- Entries supplied

***

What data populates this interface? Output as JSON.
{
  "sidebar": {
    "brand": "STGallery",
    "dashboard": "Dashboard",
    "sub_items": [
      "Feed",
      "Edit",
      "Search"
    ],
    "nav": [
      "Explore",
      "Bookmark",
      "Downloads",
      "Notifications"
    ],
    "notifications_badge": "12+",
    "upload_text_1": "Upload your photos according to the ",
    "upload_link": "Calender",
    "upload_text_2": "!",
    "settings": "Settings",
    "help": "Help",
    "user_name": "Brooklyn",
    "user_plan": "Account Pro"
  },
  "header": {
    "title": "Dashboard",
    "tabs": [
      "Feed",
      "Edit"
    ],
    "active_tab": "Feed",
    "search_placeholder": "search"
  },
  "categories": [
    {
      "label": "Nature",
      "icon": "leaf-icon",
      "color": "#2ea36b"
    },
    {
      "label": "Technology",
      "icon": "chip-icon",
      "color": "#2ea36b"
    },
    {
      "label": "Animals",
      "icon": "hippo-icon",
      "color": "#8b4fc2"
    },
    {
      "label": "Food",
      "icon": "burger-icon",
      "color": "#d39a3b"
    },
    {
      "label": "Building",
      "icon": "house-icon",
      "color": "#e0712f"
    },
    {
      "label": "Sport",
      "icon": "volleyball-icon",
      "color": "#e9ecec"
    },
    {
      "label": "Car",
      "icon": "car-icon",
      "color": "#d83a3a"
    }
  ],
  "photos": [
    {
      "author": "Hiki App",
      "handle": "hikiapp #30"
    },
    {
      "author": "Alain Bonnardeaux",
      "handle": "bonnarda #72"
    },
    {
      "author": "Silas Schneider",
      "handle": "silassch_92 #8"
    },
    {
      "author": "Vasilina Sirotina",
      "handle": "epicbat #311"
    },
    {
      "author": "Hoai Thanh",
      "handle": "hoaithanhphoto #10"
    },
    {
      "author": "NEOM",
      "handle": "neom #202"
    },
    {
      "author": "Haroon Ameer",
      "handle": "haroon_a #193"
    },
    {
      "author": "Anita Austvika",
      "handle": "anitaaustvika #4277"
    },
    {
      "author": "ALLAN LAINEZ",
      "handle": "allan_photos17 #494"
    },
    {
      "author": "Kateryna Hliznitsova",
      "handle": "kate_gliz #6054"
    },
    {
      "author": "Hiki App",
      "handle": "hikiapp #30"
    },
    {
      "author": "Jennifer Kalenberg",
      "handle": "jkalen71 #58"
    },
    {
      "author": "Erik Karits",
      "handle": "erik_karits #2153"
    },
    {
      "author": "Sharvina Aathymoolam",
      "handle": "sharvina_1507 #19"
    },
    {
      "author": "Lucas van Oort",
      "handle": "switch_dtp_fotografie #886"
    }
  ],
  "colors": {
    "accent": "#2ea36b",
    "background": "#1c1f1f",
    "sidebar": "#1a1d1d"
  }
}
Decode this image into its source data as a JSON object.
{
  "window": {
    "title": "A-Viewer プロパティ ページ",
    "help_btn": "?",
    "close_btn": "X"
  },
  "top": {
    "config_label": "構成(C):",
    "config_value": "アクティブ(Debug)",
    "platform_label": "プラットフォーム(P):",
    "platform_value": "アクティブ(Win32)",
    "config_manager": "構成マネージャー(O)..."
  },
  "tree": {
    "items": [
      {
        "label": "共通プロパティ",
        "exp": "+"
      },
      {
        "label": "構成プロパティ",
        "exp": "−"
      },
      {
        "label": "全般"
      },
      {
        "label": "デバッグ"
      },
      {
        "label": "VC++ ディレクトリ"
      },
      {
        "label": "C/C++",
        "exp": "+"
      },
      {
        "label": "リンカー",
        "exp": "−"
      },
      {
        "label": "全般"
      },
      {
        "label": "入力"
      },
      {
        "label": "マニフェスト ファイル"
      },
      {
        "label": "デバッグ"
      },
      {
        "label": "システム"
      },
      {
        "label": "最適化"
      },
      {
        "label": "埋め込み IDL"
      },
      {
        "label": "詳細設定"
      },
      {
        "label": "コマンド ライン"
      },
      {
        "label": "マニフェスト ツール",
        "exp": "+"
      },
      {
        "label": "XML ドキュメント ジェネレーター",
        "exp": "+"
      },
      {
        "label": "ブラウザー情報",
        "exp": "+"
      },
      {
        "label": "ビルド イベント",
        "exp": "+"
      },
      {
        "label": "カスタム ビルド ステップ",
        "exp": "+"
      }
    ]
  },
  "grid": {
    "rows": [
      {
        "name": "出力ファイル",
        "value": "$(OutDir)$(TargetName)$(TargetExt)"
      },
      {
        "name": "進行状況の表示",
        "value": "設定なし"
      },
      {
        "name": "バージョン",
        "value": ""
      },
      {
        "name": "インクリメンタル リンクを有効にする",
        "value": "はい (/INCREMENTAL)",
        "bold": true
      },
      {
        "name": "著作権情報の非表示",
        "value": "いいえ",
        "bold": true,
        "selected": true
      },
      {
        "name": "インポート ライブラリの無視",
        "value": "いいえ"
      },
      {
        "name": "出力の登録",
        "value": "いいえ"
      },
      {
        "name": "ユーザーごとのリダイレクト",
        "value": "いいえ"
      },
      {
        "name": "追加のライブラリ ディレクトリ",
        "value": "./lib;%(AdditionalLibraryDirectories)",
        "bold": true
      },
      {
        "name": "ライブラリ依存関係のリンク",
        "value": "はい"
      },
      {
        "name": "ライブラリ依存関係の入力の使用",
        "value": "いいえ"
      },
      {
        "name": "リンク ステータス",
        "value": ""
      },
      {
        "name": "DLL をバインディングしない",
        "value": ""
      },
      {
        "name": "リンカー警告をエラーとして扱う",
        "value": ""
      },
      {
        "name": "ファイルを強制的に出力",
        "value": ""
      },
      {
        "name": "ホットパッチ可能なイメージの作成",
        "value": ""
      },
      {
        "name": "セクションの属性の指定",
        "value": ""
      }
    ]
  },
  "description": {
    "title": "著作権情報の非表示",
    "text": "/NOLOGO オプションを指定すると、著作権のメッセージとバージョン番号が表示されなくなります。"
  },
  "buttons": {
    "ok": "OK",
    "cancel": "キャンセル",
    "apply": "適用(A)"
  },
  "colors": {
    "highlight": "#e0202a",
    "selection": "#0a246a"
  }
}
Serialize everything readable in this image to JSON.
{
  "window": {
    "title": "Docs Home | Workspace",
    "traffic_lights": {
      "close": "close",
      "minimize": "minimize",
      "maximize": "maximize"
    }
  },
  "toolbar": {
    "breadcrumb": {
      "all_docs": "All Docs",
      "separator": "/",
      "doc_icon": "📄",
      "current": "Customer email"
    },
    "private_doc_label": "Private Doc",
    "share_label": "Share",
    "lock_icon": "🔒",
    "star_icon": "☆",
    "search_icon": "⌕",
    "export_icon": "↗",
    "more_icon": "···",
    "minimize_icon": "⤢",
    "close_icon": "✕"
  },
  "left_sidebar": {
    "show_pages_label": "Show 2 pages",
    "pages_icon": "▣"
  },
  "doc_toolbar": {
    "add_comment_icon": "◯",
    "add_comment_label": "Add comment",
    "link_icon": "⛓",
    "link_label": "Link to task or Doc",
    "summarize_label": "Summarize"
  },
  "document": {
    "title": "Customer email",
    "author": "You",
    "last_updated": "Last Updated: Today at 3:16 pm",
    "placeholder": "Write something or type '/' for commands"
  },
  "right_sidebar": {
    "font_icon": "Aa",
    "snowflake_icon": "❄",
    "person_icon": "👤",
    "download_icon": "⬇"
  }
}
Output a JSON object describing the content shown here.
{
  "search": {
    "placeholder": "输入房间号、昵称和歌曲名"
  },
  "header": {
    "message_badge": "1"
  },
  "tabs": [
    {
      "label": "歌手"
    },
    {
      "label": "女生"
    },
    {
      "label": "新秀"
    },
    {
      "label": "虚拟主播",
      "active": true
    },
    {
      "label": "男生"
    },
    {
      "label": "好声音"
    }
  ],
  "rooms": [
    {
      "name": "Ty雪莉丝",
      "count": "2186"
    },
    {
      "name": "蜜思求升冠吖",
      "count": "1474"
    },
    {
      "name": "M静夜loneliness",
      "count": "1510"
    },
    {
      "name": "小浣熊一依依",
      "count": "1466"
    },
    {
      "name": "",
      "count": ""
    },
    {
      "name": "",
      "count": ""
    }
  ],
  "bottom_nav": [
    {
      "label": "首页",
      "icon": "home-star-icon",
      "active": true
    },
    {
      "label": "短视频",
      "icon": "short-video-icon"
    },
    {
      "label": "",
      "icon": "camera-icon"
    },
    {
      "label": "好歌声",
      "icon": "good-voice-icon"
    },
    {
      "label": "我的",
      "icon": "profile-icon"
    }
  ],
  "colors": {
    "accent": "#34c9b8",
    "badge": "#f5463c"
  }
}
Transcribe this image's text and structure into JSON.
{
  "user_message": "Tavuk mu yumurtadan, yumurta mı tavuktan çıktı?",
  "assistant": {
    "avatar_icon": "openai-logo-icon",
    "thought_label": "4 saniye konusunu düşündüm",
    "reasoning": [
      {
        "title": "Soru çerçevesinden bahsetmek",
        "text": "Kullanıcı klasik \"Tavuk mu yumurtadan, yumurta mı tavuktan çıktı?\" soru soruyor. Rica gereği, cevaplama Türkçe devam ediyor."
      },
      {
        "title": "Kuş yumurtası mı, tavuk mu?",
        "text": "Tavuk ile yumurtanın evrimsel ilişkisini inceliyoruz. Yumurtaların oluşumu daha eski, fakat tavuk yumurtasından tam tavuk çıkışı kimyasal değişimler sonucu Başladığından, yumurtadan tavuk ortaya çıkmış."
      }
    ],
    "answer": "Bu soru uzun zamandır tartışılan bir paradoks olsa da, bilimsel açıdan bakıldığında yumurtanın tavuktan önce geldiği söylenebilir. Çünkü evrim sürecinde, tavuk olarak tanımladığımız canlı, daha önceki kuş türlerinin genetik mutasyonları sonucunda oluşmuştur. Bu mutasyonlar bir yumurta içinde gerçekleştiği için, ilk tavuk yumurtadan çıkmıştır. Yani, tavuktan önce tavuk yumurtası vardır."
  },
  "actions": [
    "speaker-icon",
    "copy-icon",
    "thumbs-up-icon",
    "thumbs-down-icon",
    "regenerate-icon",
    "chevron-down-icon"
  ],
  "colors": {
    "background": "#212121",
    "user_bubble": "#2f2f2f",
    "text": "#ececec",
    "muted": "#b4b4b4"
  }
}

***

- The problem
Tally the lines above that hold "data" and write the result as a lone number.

- Answer to the exercise
2